In the key international markets, long-term bond yields started decisively moving upward from June 2003, discounting prospects for stronger growth. In South Africa a slight increase in yields on long-term bonds was recorded, while simultaneously the June and August reductions in the Reserve Bank’s repurchase rate were reflected in downward movements of yields on short-dated bonds. Accordingly, the yield curve flattened somewhat. The shape and level of the yield curve, as well as the trend in breakeven inflation (the difference between nominal and index-linked bond yields), indicate some success in the reduction of the public’s inflation expectations.
Whereas non-residents were net sellers of South African bonds and shares during the first three months of 2003, favourable ratings by international ratings agencies contributed to a reversal in the second quarter when they turned into net purchasers. However, foreign investors subsequently again reduced their holdings of both bonds and shares in July and August 2003. Nevertheless, share prices on the JSE Securities Exchange SA have trended upward since April 2003 despite the further recovery in the exchange rate of the rand, supported by demand from value-seeking investors.
Residential property prices rose fairly steadily during 2002 and gained further momentum from early in 2003. Purchases, first in anticipation of and then in response to lower interest rates, supported the buoyancy in the property market.
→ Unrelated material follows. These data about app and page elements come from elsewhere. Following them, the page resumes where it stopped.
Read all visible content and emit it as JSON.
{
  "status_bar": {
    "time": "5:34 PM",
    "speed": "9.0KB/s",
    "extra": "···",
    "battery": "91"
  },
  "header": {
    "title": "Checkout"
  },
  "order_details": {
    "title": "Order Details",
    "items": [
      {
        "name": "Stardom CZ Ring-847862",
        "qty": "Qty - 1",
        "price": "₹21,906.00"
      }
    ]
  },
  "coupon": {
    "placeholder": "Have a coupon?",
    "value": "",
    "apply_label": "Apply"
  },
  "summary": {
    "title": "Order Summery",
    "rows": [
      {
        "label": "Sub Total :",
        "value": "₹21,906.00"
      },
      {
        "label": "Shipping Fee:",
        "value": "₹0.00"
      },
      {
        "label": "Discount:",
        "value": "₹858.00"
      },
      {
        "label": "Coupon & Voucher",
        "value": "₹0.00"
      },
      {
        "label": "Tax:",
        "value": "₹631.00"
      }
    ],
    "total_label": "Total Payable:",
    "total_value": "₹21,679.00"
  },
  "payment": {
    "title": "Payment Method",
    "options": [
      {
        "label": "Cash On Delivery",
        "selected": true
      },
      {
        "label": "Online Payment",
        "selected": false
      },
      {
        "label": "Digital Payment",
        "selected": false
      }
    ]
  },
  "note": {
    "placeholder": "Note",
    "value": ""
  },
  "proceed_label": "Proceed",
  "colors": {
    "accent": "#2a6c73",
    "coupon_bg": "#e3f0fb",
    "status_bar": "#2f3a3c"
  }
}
Sluggish tax revenue in the period April to July 2003 was consistent with the lower real economic growth rate and reduced inflation. Together with budgeted higher real government expenditure, it was set to contribute to a smoother performance of the economy. With both fiscal and monetary policy operating within sound medium-term frameworks, the prospects for achieving more vibrant, sustainable growth and development have been enhanced – a valuable contribution to the goal of halving unemployment by 2014 which was adopted by government, the business sector, labour and organised community at the Growth and Development Summit in June 2003.